WHAT YOU WILL DO
Each line of the listing below that includes "this" must be copied.

===

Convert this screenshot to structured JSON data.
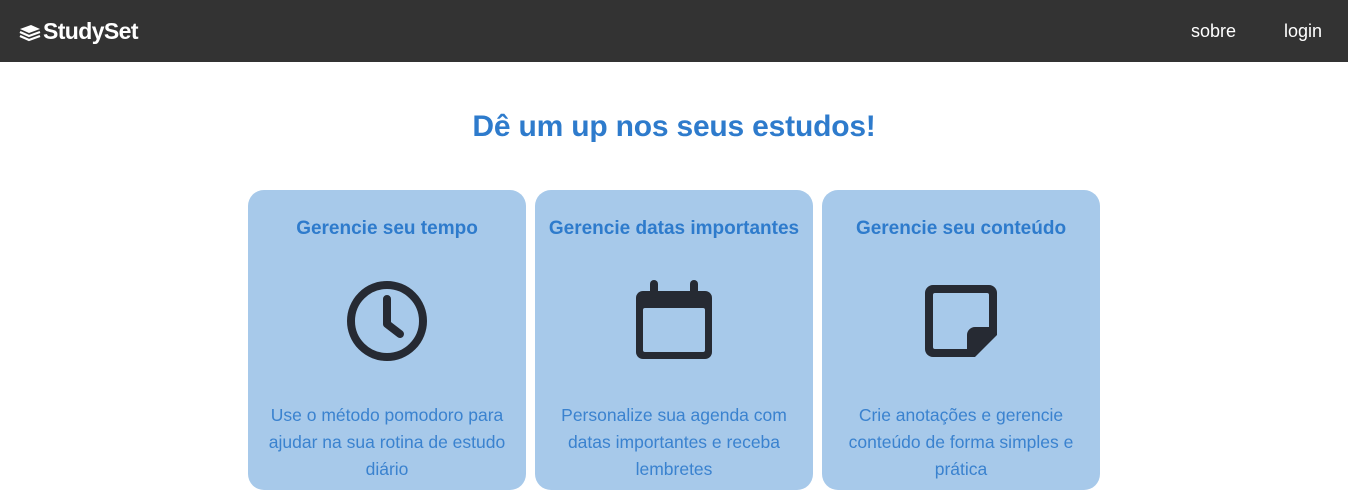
{
  "header": {
    "brand": "StudySet",
    "nav": [
      {
        "label": "sobre"
      },
      {
        "label": "login"
      }
    ]
  },
  "hero": {
    "title": "Dê um up nos seus estudos!"
  },
  "cards": [
    {
      "title": "Gerencie seu tempo",
      "icon": "clock-icon",
      "description": "Use o método pomodoro para ajudar na sua rotina de estudo diário"
    },
    {
      "title": "Gerencie datas importantes",
      "icon": "calendar-icon",
      "description": "Personalize sua agenda com datas importantes e receba lembretes"
    },
    {
      "title": "Gerencie seu conteúdo",
      "icon": "sticky-note-icon",
      "description": "Crie anotações e gerencie conteúdo de forma simples e prática"
    }
  ],
  "colors": {
    "header_bg": "#333333",
    "accent": "#2e7bcc",
    "card_bg": "#a7c9ea",
    "icon": "#262a33"
  }
}
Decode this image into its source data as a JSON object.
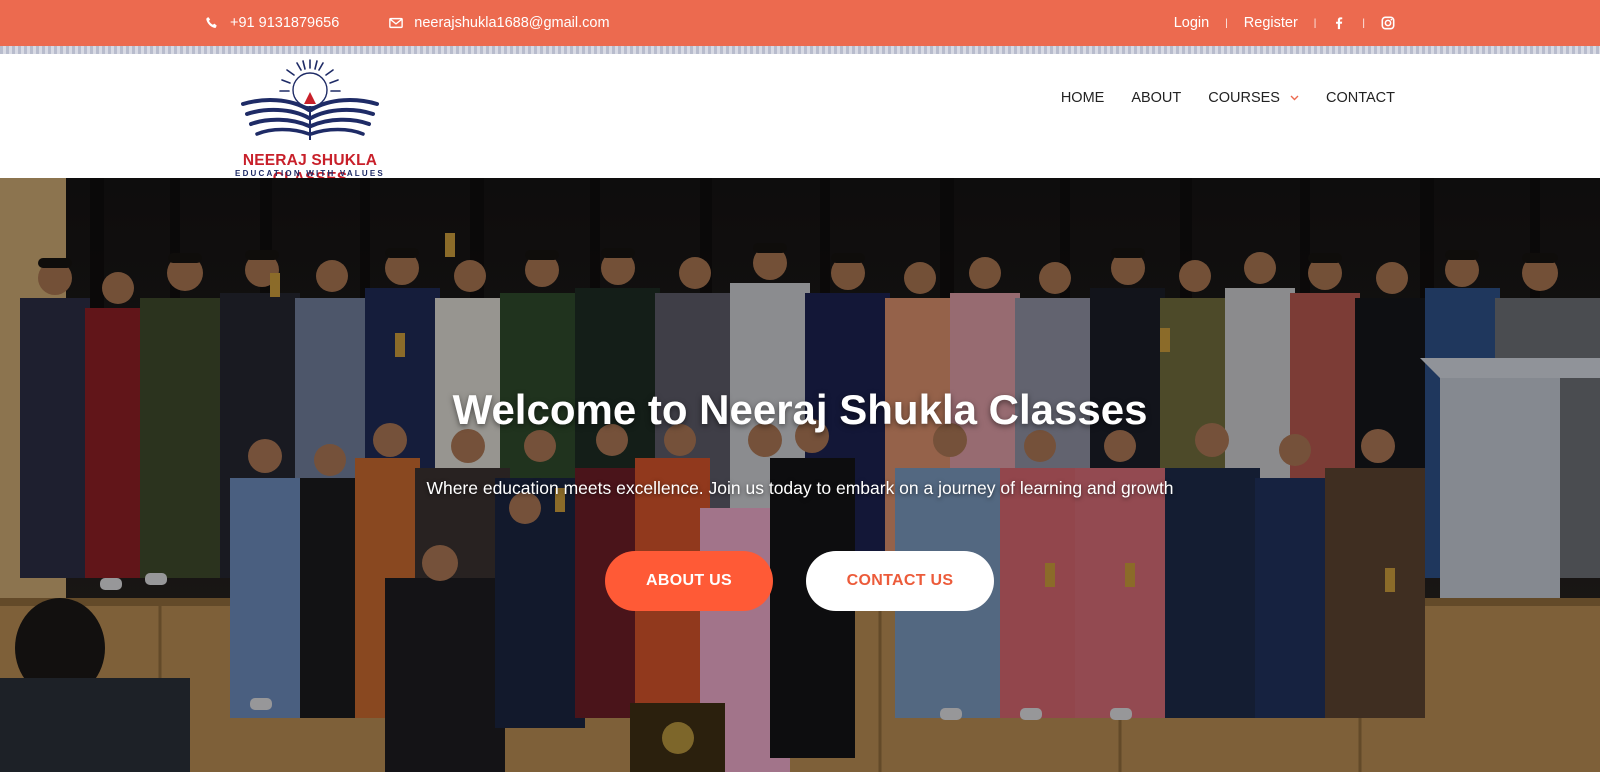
{
  "topbar": {
    "phone_icon": "phone-icon",
    "phone": "+91 9131879656",
    "email_icon": "envelope-icon",
    "email": "neerajshukla1688@gmail.com",
    "login": "Login",
    "separator": "|",
    "register": "Register",
    "facebook_icon": "facebook-icon",
    "instagram_icon": "instagram-icon",
    "bg_color": "#ec6a4f"
  },
  "logo": {
    "name": "NEERAJ SHUKLA CLASSES",
    "tagline": "EDUCATION WITH VALUES"
  },
  "nav": {
    "items": [
      {
        "label": "HOME"
      },
      {
        "label": "ABOUT"
      },
      {
        "label": "COURSES",
        "has_dropdown": true
      },
      {
        "label": "CONTACT"
      }
    ],
    "dropdown_icon": "chevron-down-icon"
  },
  "hero": {
    "title": "Welcome to Neeraj Shukla Classes",
    "subtitle": "Where education meets excellence. Join us today to embark on a journey of learning and growth",
    "primary_button": "ABOUT US",
    "secondary_button": "CONTACT US",
    "accent_color": "#ff5a36"
  }
}
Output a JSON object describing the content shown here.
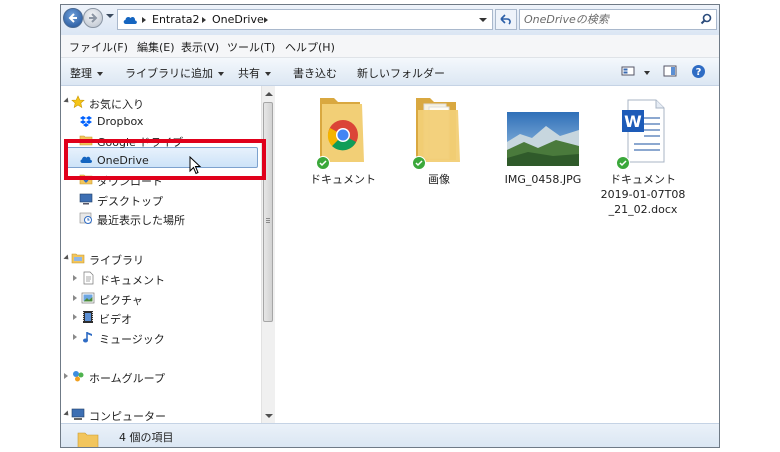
{
  "address": {
    "crumbs": [
      "Entrata2",
      "OneDrive"
    ],
    "search_placeholder": "OneDriveの検索"
  },
  "menu": [
    "ファイル(F)",
    "編集(E)",
    "表示(V)",
    "ツール(T)",
    "ヘルプ(H)"
  ],
  "toolbar": {
    "organize": "整理",
    "add_library": "ライブラリに追加",
    "share": "共有",
    "burn": "書き込む",
    "new_folder": "新しいフォルダー"
  },
  "nav": {
    "favorites": "お気に入り",
    "dropbox": "Dropbox",
    "google_drive": "Google ドライブ",
    "onedrive": "OneDrive",
    "downloads": "ダウンロード",
    "desktop": "デスクトップ",
    "recent": "最近表示した場所",
    "libraries": "ライブラリ",
    "documents": "ドキュメント",
    "pictures": "ピクチャ",
    "videos": "ビデオ",
    "music": "ミュージック",
    "homegroup": "ホームグループ",
    "computer": "コンピューター"
  },
  "files": [
    {
      "name": "ドキュメント",
      "type": "chrome-folder"
    },
    {
      "name": "画像",
      "type": "folder"
    },
    {
      "name": "IMG_0458.JPG",
      "type": "photo"
    },
    {
      "name": "ドキュメント 2019-01-07T08_21_02.docx",
      "line1": "ドキュメント",
      "line2": "2019-01-07T08",
      "line3": "_21_02.docx",
      "type": "word"
    }
  ],
  "status": {
    "count_text": "4 個の項目"
  },
  "colors": {
    "highlight": "#e0001b",
    "sync": "#3ba83b",
    "selection": "#cde3f8"
  }
}
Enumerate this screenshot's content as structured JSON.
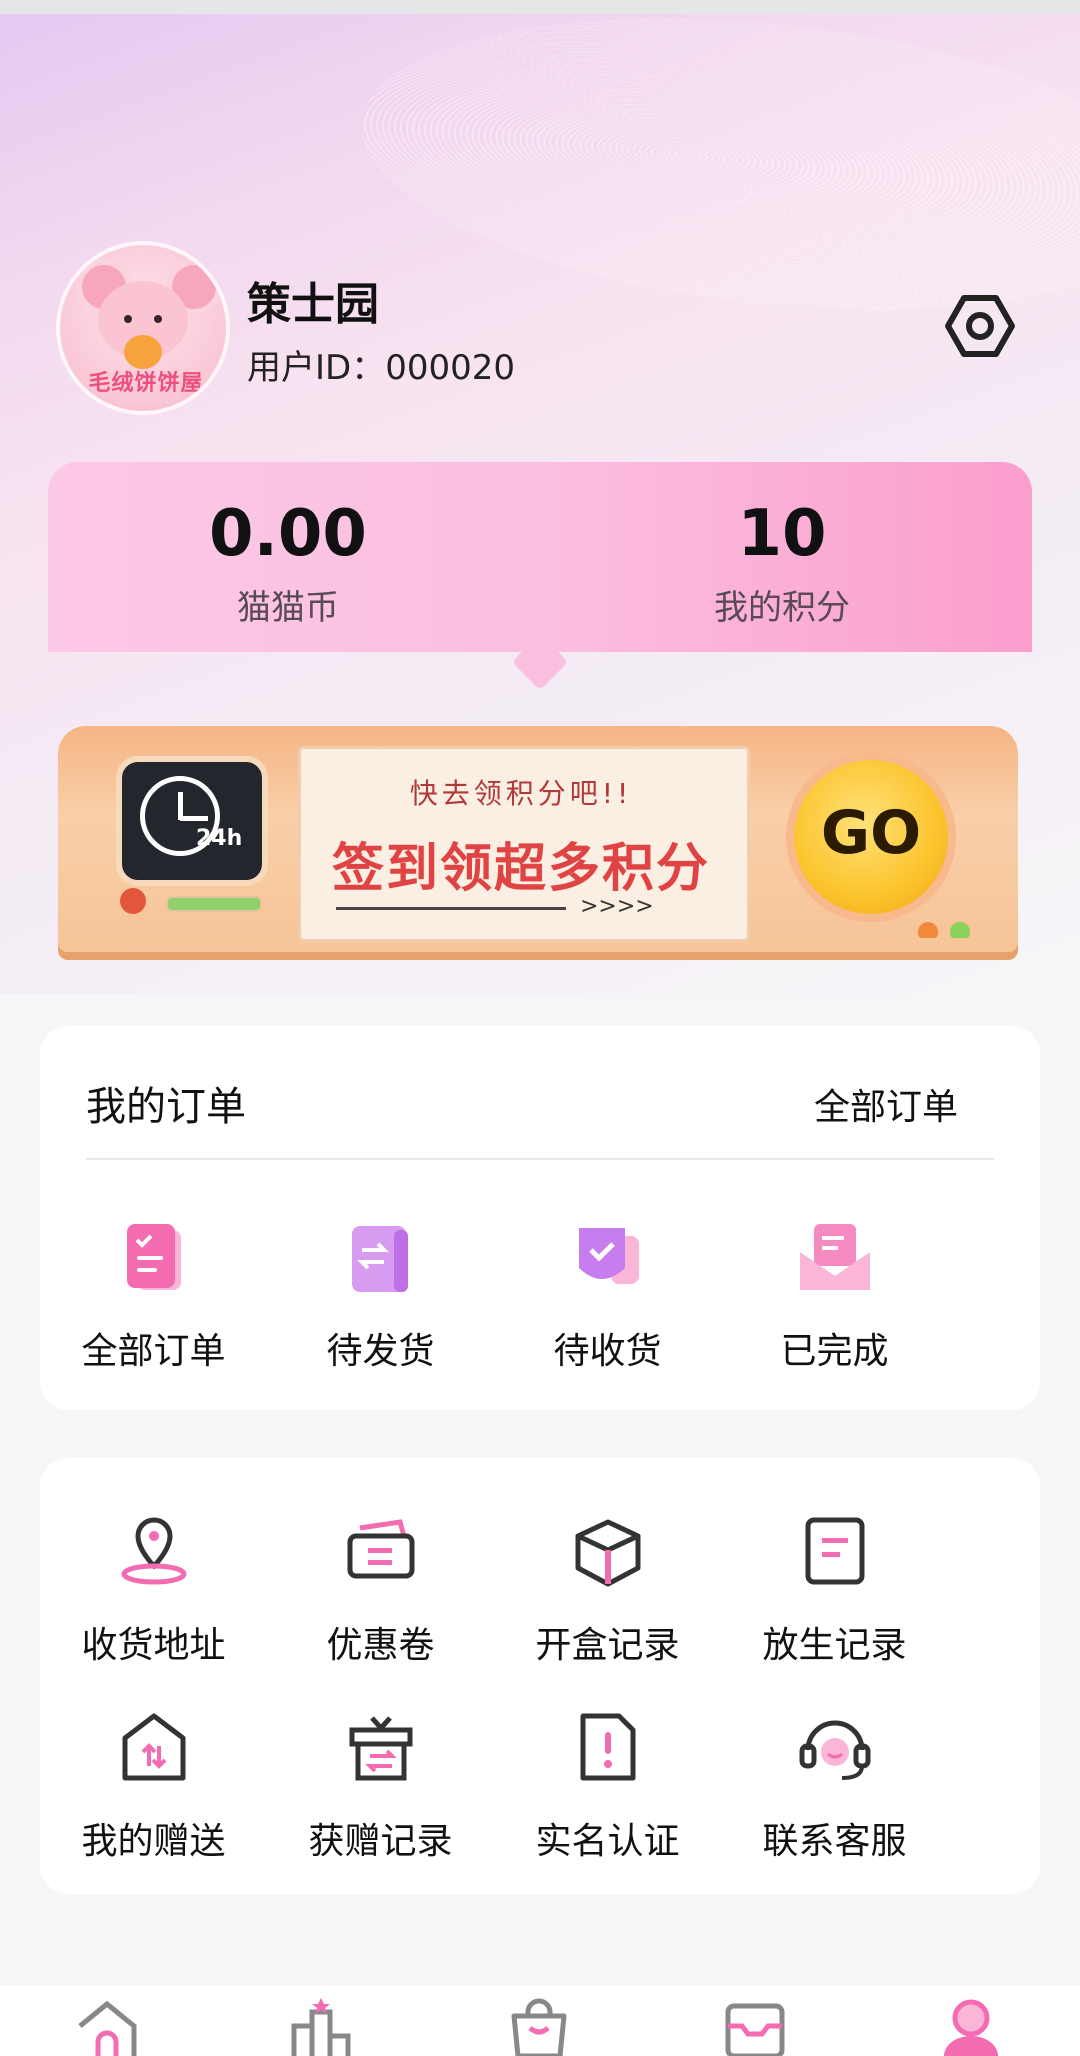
{
  "profile": {
    "name": "策士园",
    "user_id": "用户ID：000020",
    "avatar_text": "毛绒饼饼屋"
  },
  "stats": [
    {
      "value": "0.00",
      "label": "猫猫币"
    },
    {
      "value": "10",
      "label": "我的积分"
    }
  ],
  "banner": {
    "subtitle": "快去领积分吧!!",
    "title": "签到领超多积分",
    "arrows": ">>>>",
    "go_label": "GO",
    "clock_label": "24h"
  },
  "orders": {
    "title": "我的订单",
    "all_link": "全部订单",
    "items": [
      {
        "label": "全部订单",
        "icon": "clipboard-check-icon"
      },
      {
        "label": "待发货",
        "icon": "ship-box-icon"
      },
      {
        "label": "待收货",
        "icon": "receive-shield-icon"
      },
      {
        "label": "已完成",
        "icon": "envelope-done-icon"
      }
    ]
  },
  "services": [
    {
      "label": "收货地址",
      "icon": "location-pin-icon"
    },
    {
      "label": "优惠卷",
      "icon": "coupon-icon"
    },
    {
      "label": "开盒记录",
      "icon": "open-box-icon"
    },
    {
      "label": "放生记录",
      "icon": "document-icon"
    },
    {
      "label": "我的赠送",
      "icon": "gift-send-icon"
    },
    {
      "label": "获赠记录",
      "icon": "gift-received-icon"
    },
    {
      "label": "实名认证",
      "icon": "id-verify-icon"
    },
    {
      "label": "联系客服",
      "icon": "headset-icon"
    }
  ],
  "tabbar": [
    "home-icon",
    "rank-icon",
    "shop-bag-icon",
    "box-icon",
    "profile-icon"
  ],
  "colors": {
    "accent_pink": "#f36bb0",
    "stats_bg": "#fbbfe0",
    "banner_red": "#e04343"
  }
}
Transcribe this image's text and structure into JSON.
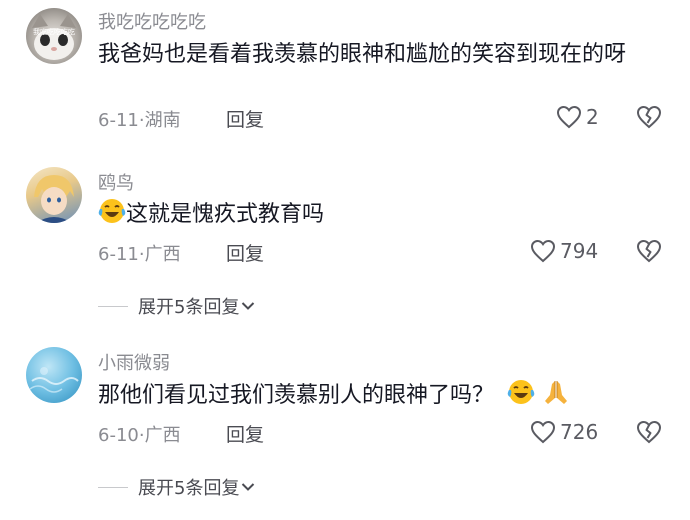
{
  "comments": [
    {
      "username": "我吃吃吃吃吃",
      "avatar_badge": "我吃吃吃吃吃",
      "text": "我爸妈也是看着我羡慕的眼神和尴尬的笑容到现在的呀",
      "date": "6-11",
      "location": "湖南",
      "reply_label": "回复",
      "likes": "2"
    },
    {
      "username": "鸥鸟",
      "text": "这就是愧疚式教育吗",
      "date": "6-11",
      "location": "广西",
      "reply_label": "回复",
      "likes": "794",
      "expand_label": "展开5条回复"
    },
    {
      "username": "小雨微弱",
      "text": "那他们看见过我们羡慕别人的眼神了吗？",
      "date": "6-10",
      "location": "广西",
      "reply_label": "回复",
      "likes": "726",
      "expand_label": "展开5条回复"
    }
  ],
  "separator": "·",
  "colors": {
    "text": "#161823",
    "muted": "#8a8b91",
    "icon": "#5a5b62"
  }
}
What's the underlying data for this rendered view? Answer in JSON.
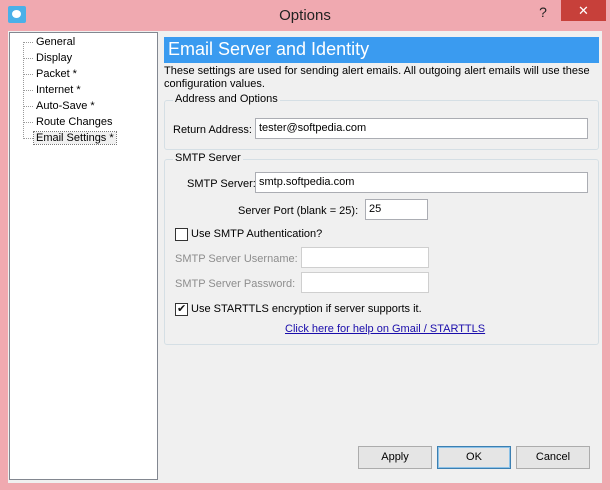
{
  "window": {
    "title": "Options",
    "help_label": "?",
    "close_label": "✕"
  },
  "tree": {
    "items": [
      {
        "label": "General"
      },
      {
        "label": "Display"
      },
      {
        "label": "Packet *"
      },
      {
        "label": "Internet *"
      },
      {
        "label": "Auto-Save *"
      },
      {
        "label": "Route Changes"
      },
      {
        "label": "Email Settings *",
        "selected": true
      }
    ]
  },
  "page": {
    "header": "Email Server and Identity",
    "description": "These settings are used for sending alert emails.  All outgoing alert emails will use these configuration values."
  },
  "address_group": {
    "title": "Address and Options",
    "return_address_label": "Return Address:",
    "return_address_value": "tester@softpedia.com"
  },
  "smtp_group": {
    "title": "SMTP Server",
    "server_label": "SMTP Server:",
    "server_value": "smtp.softpedia.com",
    "port_label": "Server Port (blank = 25):",
    "port_value": "25",
    "auth_label": "Use SMTP Authentication?",
    "auth_checked": false,
    "username_label": "SMTP Server Username:",
    "username_value": "",
    "password_label": "SMTP Server Password:",
    "password_value": "",
    "starttls_label": "Use STARTTLS encryption if server supports it.",
    "starttls_checked": true,
    "help_link": "Click here for help on Gmail / STARTTLS"
  },
  "buttons": {
    "apply": "Apply",
    "ok": "OK",
    "cancel": "Cancel"
  },
  "colors": {
    "titlebar": "#f0a9b0",
    "header_bar": "#3a9bf0",
    "close_button": "#c7403a",
    "link": "#1a0dab"
  },
  "icons": {
    "app": "app-icon",
    "help": "help-icon",
    "close": "close-icon"
  }
}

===

ANSWER BOX
Convert this screenshot to structured JSON data.
Decode this image into its source data as a JSON object.
Enumerate this screenshot's content as structured JSON.
Transcribe this image's text and structure into JSON.
What's the underlying data for this rendered view? Answer in JSON.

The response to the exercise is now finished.